On the day of Easter, families reunite with relatives, usually in the family houses in the countryside. Traditions vary across the country and each of its parts, mainly between the south and the north, but everyone wishes to spend this important holiday with friends and relatives.

North Macedonia - Adrian Waters

In Macedonia, Orthodox Christians prepare for Easter with a forty-day fasting period (known as Lent) prior to the festivities. The Bible says that Jesus spent forty days in a desert fasting and praying, which is why Macedonian Christians avoid meat, eggs, milk or anything deriving from an animal source. The official celebrations begin on Maundy Thursday when housewives dye three eggs in red (the colour of Jesus’s blood) early in the morning, with the first one (which is dedicated to Jesus) being painted before sunrise because it is believed that it will last for a whole year if it does not see the sun. The second egg is for the head of the household and the third for peacefulness and health. Once the three eggs are ready, the first one is placed near a door or window that looks to the East so that when the sun rises it shines upon them the rays of God. Afterwards, it is positioned near a religious icon in the home and kept all year for good health. The number of painted eggs depends on the number of family members. Eggs are also painted for every guest who will come to the house.

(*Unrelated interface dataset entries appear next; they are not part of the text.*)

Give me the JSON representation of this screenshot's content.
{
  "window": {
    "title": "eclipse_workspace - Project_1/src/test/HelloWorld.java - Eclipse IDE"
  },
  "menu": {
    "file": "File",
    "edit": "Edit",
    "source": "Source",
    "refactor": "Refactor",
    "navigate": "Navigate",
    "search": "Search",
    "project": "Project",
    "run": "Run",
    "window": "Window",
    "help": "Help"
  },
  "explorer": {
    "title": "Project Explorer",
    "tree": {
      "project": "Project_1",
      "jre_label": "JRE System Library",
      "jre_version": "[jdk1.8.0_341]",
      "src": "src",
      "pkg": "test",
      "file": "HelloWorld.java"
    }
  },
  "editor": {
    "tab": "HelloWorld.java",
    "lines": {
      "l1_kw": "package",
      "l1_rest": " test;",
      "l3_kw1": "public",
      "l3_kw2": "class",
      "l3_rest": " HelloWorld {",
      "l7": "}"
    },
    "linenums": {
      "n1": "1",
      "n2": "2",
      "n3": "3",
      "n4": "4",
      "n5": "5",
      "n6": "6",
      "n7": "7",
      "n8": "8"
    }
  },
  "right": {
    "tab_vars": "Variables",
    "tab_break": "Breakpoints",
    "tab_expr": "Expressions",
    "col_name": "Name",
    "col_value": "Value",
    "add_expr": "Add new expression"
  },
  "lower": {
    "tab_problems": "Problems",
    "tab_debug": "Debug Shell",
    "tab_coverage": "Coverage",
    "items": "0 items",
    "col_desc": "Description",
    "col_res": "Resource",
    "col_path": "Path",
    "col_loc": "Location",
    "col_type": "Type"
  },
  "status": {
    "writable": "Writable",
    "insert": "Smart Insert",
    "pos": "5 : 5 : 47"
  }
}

This tradition of the painted eggs derive from certain Biblical stories. According to one of them, when Mary Magdalene met the Roman emperor Tiberius to tell him about Jesus’s death and resurrection, she held an egg and said “Christ has risen”. Tiberius responded that Jesus rising from the dead is as likely as the egg she was holding turning red. Before he could finish speaking, the egg in Mary Magdalene’s hand became red all of a sudden.

On Good Friday, church services are held in the evening to remember the last moments of Jesus’ life. It is customary for church-goers to go under the table where the mantle with Christ’s body is placed. This symbolizes the leaving of all problems and burdens into the hands of God. At midnight on Saturday people gather around the local church, holding burning candles in their hands while the priests say the final prayers to mark the resurrection of Jesus. After midnight everyone greets each other with Христос Воскресе! (Hristos Voskrese!, meaning “Christ is Risen!” ) to which the reply is Навистина Воскресе! (Navistina Voskrese!) or Вистина Воскресе! (Vistina Voskrese!), i.e. “Indeed, He has risen!”. During Easter Sunday Macedonians play an egg-cracking game, in which the goal is to ensure that your egg shell remains intact. The cracked eggs are then peeled and eaten by the players. According to folk